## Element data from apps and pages
Content starts

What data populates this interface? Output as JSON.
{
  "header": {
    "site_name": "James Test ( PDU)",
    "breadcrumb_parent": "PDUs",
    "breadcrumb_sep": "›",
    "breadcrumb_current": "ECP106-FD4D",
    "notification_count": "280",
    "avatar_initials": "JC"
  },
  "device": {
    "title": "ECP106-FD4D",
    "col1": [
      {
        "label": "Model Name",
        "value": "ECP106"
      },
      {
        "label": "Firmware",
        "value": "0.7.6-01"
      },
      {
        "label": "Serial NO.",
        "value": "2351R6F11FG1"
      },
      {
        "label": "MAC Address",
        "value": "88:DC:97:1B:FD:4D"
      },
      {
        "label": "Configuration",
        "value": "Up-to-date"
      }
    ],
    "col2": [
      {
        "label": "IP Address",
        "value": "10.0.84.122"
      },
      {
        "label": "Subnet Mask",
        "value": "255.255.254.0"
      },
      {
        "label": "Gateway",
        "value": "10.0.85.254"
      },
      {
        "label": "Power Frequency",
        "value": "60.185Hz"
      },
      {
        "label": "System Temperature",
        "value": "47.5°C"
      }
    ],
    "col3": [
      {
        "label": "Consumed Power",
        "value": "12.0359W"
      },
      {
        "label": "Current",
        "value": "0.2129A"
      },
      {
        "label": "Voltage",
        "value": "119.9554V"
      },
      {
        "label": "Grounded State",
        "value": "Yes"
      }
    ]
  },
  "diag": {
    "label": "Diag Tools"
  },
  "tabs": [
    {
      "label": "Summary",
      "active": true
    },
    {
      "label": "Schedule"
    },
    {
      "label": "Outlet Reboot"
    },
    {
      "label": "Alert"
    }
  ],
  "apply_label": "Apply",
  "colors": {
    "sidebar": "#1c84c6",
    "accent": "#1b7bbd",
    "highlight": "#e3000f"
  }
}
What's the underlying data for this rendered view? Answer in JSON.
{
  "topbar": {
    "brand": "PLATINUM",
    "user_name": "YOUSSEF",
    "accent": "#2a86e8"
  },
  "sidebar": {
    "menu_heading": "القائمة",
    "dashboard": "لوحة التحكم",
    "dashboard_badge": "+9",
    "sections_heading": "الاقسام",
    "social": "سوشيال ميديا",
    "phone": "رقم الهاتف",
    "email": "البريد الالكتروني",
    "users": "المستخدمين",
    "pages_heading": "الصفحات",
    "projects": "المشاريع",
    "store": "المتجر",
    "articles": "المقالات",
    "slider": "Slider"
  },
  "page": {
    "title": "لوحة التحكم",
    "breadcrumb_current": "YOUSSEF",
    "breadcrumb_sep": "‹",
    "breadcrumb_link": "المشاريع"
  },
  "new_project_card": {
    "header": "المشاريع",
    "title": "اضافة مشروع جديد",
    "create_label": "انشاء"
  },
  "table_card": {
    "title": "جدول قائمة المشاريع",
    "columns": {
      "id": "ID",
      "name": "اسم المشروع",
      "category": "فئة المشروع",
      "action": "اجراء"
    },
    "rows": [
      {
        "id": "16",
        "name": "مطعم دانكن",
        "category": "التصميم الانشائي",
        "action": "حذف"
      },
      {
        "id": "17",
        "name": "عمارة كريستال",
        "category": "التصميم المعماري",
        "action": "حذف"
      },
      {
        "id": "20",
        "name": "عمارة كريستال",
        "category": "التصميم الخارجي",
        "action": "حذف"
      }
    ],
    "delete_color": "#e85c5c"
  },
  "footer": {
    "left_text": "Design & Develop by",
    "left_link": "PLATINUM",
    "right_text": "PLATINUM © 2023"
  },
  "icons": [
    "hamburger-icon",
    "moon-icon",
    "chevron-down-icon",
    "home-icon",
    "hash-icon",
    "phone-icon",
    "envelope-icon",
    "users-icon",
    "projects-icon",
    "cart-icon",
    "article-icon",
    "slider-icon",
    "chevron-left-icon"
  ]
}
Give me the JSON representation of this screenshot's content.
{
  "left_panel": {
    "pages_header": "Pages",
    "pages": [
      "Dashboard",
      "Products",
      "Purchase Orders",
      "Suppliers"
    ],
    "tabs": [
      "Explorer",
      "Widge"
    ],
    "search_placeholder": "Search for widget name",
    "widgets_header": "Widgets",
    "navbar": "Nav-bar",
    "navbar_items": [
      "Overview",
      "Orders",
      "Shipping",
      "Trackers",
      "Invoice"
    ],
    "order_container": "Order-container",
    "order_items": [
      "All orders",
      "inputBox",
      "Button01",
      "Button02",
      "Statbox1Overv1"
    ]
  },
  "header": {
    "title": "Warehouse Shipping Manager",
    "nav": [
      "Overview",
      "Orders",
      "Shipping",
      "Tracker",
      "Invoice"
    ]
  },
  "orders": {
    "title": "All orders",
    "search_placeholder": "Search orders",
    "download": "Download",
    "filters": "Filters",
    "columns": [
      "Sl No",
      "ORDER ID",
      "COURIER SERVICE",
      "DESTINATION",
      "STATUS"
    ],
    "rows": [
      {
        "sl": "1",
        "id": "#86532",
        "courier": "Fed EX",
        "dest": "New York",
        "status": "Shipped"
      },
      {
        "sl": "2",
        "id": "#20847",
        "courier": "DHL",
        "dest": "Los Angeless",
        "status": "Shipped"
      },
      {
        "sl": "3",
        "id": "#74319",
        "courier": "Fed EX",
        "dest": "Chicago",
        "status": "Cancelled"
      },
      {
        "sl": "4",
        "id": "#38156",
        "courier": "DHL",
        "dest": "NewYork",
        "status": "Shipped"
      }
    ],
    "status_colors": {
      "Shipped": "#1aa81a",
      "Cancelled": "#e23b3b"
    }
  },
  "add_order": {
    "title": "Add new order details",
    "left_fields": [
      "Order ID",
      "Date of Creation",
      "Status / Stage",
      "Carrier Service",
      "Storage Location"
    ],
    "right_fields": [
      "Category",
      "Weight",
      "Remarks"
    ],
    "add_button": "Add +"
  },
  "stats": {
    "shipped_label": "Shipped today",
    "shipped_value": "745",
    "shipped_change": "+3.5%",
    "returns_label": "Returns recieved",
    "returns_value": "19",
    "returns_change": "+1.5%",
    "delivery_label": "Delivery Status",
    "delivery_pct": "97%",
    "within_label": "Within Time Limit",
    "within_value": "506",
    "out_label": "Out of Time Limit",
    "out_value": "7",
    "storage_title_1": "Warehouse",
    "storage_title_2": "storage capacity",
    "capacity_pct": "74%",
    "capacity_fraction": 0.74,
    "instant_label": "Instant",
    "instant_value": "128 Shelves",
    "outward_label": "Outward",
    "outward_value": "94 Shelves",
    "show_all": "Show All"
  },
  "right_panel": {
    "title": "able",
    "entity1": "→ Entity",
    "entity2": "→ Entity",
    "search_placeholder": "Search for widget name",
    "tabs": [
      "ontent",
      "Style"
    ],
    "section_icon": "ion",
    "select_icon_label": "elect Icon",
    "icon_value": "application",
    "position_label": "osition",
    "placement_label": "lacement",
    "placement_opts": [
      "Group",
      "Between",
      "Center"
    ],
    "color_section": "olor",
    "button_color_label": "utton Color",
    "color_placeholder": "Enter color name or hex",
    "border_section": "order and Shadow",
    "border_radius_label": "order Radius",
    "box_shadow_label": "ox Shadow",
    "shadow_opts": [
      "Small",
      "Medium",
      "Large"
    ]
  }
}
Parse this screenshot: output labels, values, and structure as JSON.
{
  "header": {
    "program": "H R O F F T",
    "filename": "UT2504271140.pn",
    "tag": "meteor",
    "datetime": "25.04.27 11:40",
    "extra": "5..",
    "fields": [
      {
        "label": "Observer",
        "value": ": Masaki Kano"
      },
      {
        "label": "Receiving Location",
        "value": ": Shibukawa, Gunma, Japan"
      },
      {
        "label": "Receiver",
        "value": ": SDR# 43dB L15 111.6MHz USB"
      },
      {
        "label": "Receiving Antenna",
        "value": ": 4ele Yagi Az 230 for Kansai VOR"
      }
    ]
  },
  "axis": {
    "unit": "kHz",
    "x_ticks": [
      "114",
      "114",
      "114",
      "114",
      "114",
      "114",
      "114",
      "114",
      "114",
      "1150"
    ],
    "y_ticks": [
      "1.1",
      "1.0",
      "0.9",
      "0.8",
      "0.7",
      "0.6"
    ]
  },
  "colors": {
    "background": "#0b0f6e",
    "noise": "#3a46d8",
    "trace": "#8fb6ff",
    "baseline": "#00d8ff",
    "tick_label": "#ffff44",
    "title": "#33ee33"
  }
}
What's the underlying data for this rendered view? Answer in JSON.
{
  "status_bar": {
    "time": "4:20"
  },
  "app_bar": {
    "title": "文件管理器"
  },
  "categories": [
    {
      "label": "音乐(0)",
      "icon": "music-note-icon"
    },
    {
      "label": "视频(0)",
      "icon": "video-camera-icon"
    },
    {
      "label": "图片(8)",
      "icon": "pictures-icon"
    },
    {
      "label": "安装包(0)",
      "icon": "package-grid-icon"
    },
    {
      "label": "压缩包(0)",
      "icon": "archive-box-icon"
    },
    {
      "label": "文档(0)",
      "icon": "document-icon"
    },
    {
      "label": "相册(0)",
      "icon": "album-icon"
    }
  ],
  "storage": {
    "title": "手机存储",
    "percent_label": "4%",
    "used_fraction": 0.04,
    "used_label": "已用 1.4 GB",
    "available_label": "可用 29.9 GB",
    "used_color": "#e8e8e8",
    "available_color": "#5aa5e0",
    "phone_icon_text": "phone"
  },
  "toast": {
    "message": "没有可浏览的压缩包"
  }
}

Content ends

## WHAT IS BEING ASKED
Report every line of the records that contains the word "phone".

## YOUR RESPONSE
    "phone": "رقم الهاتف",
    "phone-icon",
    "phone_icon_text": "phone"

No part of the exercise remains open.